What to produce:
Every line of the records below should be restated exactly.

Data records for software interfaces
* * * * *

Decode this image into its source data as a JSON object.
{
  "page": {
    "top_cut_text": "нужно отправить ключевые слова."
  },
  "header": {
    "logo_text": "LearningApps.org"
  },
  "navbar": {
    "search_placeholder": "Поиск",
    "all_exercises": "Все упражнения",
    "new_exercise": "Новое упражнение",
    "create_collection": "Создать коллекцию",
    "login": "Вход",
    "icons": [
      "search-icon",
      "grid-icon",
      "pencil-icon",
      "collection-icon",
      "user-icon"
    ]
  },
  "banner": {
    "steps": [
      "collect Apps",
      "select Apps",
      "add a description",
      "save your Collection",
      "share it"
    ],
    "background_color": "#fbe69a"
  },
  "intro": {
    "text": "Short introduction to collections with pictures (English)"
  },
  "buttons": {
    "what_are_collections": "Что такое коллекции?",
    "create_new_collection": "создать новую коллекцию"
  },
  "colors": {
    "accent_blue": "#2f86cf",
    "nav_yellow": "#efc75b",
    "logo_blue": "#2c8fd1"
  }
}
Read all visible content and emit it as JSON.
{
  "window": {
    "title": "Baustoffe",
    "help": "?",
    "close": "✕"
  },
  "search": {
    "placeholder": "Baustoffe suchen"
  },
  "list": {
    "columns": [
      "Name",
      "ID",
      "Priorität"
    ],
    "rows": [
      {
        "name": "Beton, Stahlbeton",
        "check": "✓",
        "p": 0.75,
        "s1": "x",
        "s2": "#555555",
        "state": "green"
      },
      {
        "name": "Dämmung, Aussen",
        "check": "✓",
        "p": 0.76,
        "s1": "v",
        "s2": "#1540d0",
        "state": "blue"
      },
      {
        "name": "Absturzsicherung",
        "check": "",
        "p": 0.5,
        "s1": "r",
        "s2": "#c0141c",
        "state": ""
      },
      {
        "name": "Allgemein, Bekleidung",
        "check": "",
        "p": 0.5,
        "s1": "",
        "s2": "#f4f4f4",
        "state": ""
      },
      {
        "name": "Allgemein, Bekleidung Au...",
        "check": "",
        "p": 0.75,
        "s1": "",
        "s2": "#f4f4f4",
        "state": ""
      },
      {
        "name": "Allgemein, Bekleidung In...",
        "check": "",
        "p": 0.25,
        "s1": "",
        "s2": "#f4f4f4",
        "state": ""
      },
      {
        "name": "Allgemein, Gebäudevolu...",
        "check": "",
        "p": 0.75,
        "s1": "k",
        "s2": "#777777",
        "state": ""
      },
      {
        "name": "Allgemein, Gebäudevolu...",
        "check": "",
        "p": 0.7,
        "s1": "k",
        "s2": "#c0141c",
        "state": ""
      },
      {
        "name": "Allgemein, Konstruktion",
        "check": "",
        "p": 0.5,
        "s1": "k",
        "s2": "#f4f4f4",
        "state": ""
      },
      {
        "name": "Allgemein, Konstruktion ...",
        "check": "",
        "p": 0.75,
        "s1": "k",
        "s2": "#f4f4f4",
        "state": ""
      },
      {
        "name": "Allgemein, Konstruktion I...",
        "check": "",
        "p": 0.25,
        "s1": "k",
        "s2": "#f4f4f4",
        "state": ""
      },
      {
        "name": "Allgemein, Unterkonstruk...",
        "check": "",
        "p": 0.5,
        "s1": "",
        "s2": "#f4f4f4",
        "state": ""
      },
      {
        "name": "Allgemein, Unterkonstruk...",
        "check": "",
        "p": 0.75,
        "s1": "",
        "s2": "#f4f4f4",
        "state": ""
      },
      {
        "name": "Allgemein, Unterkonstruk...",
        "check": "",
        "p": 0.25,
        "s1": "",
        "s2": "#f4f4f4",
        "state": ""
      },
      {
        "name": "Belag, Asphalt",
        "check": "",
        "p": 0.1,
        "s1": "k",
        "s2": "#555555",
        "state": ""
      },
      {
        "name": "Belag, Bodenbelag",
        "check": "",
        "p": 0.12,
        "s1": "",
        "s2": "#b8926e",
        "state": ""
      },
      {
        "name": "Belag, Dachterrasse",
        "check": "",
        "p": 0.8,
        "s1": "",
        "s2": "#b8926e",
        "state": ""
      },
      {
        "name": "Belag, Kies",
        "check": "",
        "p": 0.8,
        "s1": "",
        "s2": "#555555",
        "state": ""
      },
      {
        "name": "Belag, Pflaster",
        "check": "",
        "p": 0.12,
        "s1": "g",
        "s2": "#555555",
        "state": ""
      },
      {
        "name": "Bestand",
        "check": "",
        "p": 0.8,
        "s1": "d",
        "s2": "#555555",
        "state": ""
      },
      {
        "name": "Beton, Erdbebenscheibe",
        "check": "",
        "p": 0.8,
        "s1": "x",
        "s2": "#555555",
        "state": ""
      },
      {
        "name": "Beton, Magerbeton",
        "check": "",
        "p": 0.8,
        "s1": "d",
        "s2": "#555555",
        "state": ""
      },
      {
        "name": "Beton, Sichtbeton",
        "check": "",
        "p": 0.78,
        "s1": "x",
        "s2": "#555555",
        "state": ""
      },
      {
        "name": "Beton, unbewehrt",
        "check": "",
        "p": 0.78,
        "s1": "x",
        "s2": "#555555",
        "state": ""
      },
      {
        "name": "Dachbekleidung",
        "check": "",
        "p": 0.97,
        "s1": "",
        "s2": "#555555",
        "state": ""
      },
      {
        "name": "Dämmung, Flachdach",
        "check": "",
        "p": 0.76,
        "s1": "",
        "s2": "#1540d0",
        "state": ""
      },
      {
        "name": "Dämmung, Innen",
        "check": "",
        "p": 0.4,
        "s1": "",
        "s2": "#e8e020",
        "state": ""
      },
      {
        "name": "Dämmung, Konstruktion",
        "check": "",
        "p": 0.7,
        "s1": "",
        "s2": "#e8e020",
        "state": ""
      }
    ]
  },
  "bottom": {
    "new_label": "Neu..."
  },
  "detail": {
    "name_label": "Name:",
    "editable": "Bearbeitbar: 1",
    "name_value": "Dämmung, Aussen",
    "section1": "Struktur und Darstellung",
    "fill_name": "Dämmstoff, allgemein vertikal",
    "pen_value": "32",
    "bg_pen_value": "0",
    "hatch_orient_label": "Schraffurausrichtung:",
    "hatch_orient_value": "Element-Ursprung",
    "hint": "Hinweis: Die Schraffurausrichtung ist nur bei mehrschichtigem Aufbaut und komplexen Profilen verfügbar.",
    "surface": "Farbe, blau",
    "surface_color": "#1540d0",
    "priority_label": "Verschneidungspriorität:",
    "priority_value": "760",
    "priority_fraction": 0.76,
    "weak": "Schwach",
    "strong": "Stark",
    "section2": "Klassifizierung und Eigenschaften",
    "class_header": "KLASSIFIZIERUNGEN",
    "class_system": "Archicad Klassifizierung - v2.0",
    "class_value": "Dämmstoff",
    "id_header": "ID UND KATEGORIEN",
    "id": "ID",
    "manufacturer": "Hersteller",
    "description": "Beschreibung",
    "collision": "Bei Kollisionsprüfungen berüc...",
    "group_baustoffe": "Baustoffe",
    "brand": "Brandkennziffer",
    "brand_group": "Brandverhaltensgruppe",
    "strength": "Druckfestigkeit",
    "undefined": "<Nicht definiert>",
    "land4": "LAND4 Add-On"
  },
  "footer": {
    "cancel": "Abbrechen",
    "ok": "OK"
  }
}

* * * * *

Exercise result:
Decode this image into its source data as a JSON object.
{
  "page": {
    "top_cut_text": "нужно отправить ключевые слова."
  },
  "header": {
    "logo_text": "LearningApps.org"
  },
  "navbar": {
    "search_placeholder": "Поиск",
    "all_exercises": "Все упражнения",
    "new_exercise": "Новое упражнение",
    "create_collection": "Создать коллекцию",
    "login": "Вход",
    "icons": [
      "search-icon",
      "grid-icon",
      "pencil-icon",
      "collection-icon",
      "user-icon"
    ]
  },
  "banner": {
    "steps": [
      "collect Apps",
      "select Apps",
      "add a description",
      "save your Collection",
      "share it"
    ],
    "background_color": "#fbe69a"
  },
  "intro": {
    "text": "Short introduction to collections with pictures (English)"
  },
  "buttons": {
    "what_are_collections": "Что такое коллекции?",
    "create_new_collection": "создать новую коллекцию"
  },
  "colors": {
    "accent_blue": "#2f86cf",
    "nav_yellow": "#efc75b",
    "logo_blue": "#2c8fd1"
  }
}
Read all visible content and emit it as JSON.
{
  "window": {
    "title": "Baustoffe",
    "help": "?",
    "close": "✕"
  },
  "search": {
    "placeholder": "Baustoffe suchen"
  },
  "list": {
    "columns": [
      "Name",
      "ID",
      "Priorität"
    ],
    "rows": [
      {
        "name": "Beton, Stahlbeton",
        "check": "✓",
        "p": 0.75,
        "s1": "x",
        "s2": "#555555",
        "state": "green"
      },
      {
        "name": "Dämmung, Aussen",
        "check": "✓",
        "p": 0.76,
        "s1": "v",
        "s2": "#1540d0",
        "state": "blue"
      },
      {
        "name": "Absturzsicherung",
        "check": "",
        "p": 0.5,
        "s1": "r",
        "s2": "#c0141c",
        "state": ""
      },
      {
        "name": "Allgemein, Bekleidung",
        "check": "",
        "p": 0.5,
        "s1": "",
        "s2": "#f4f4f4",
        "state": ""
      },
      {
        "name": "Allgemein, Bekleidung Au...",
        "check": "",
        "p": 0.75,
        "s1": "",
        "s2": "#f4f4f4",
        "state": ""
      },
      {
        "name": "Allgemein, Bekleidung In...",
        "check": "",
        "p": 0.25,
        "s1": "",
        "s2": "#f4f4f4",
        "state": ""
      },
      {
        "name": "Allgemein, Gebäudevolu...",
        "check": "",
        "p": 0.75,
        "s1": "k",
        "s2": "#777777",
        "state": ""
      },
      {
        "name": "Allgemein, Gebäudevolu...",
        "check": "",
        "p": 0.7,
        "s1": "k",
        "s2": "#c0141c",
        "state": ""
      },
      {
        "name": "Allgemein, Konstruktion",
        "check": "",
        "p": 0.5,
        "s1": "k",
        "s2": "#f4f4f4",
        "state": ""
      },
      {
        "name": "Allgemein, Konstruktion ...",
        "check": "",
        "p": 0.75,
        "s1": "k",
        "s2": "#f4f4f4",
        "state": ""
      },
      {
        "name": "Allgemein, Konstruktion I...",
        "check": "",
        "p": 0.25,
        "s1": "k",
        "s2": "#f4f4f4",
        "state": ""
      },
      {
        "name": "Allgemein, Unterkonstruk...",
        "check": "",
        "p": 0.5,
        "s1": "",
        "s2": "#f4f4f4",
        "state": ""
      },
      {
        "name": "Allgemein, Unterkonstruk...",
        "check": "",
        "p": 0.75,
        "s1": "",
        "s2": "#f4f4f4",
        "state": ""
      },
      {
        "name": "Allgemein, Unterkonstruk...",
        "check": "",
        "p": 0.25,
        "s1": "",
        "s2": "#f4f4f4",
        "state": ""
      },
      {
        "name": "Belag, Asphalt",
        "check": "",
        "p": 0.1,
        "s1": "k",
        "s2": "#555555",
        "state": ""
      },
      {
        "name": "Belag, Bodenbelag",
        "check": "",
        "p": 0.12,
        "s1": "",
        "s2": "#b8926e",
        "state": ""
      },
      {
        "name": "Belag, Dachterrasse",
        "check": "",
        "p": 0.8,
        "s1": "",
        "s2": "#b8926e",
        "state": ""
      },
      {
        "name": "Belag, Kies",
        "check": "",
        "p": 0.8,
        "s1": "",
        "s2": "#555555",
        "state": ""
      },
      {
        "name": "Belag, Pflaster",
        "check": "",
        "p": 0.12,
        "s1": "g",
        "s2": "#555555",
        "state": ""
      },
      {
        "name": "Bestand",
        "check": "",
        "p": 0.8,
        "s1": "d",
        "s2": "#555555",
        "state": ""
      },
      {
        "name": "Beton, Erdbebenscheibe",
        "check": "",
        "p": 0.8,
        "s1": "x",
        "s2": "#555555",
        "state": ""
      },
      {
        "name": "Beton, Magerbeton",
        "check": "",
        "p": 0.8,
        "s1": "d",
        "s2": "#555555",
        "state": ""
      },
      {
        "name": "Beton, Sichtbeton",
        "check": "",
        "p": 0.78,
        "s1": "x",
        "s2": "#555555",
        "state": ""
      },
      {
        "name": "Beton, unbewehrt",
        "check": "",
        "p": 0.78,
        "s1": "x",
        "s2": "#555555",
        "state": ""
      },
      {
        "name": "Dachbekleidung",
        "check": "",
        "p": 0.97,
        "s1": "",
        "s2": "#555555",
        "state": ""
      },
      {
        "name": "Dämmung, Flachdach",
        "check": "",
        "p": 0.76,
        "s1": "",
        "s2": "#1540d0",
        "state": ""
      },
      {
        "name": "Dämmung, Innen",
        "check": "",
        "p": 0.4,
        "s1": "",
        "s2": "#e8e020",
        "state": ""
      },
      {
        "name": "Dämmung, Konstruktion",
        "check": "",
        "p": 0.7,
        "s1": "",
        "s2": "#e8e020",
        "state": ""
      }
    ]
  },
  "bottom": {
    "new_label": "Neu..."
  },
  "detail": {
    "name_label": "Name:",
    "editable": "Bearbeitbar: 1",
    "name_value": "Dämmung, Aussen",
    "section1": "Struktur und Darstellung",
    "fill_name": "Dämmstoff, allgemein vertikal",
    "pen_value": "32",
    "bg_pen_value": "0",
    "hatch_orient_label": "Schraffurausrichtung:",
    "hatch_orient_value": "Element-Ursprung",
    "hint": "Hinweis: Die Schraffurausrichtung ist nur bei mehrschichtigem Aufbaut und komplexen Profilen verfügbar.",
    "surface": "Farbe, blau",
    "surface_color": "#1540d0",
    "priority_label": "Verschneidungspriorität:",
    "priority_value": "760",
    "priority_fraction": 0.76,
    "weak": "Schwach",
    "strong": "Stark",
    "section2": "Klassifizierung und Eigenschaften",
    "class_header": "KLASSIFIZIERUNGEN",
    "class_system": "Archicad Klassifizierung - v2.0",
    "class_value": "Dämmstoff",
    "id_header": "ID UND KATEGORIEN",
    "id": "ID",
    "manufacturer": "Hersteller",
    "description": "Beschreibung",
    "collision": "Bei Kollisionsprüfungen berüc...",
    "group_baustoffe": "Baustoffe",
    "brand": "Brandkennziffer",
    "brand_group": "Brandverhaltensgruppe",
    "strength": "Druckfestigkeit",
    "undefined": "<Nicht definiert>",
    "land4": "LAND4 Add-On"
  },
  "footer": {
    "cancel": "Abbrechen",
    "ok": "OK"
  }
}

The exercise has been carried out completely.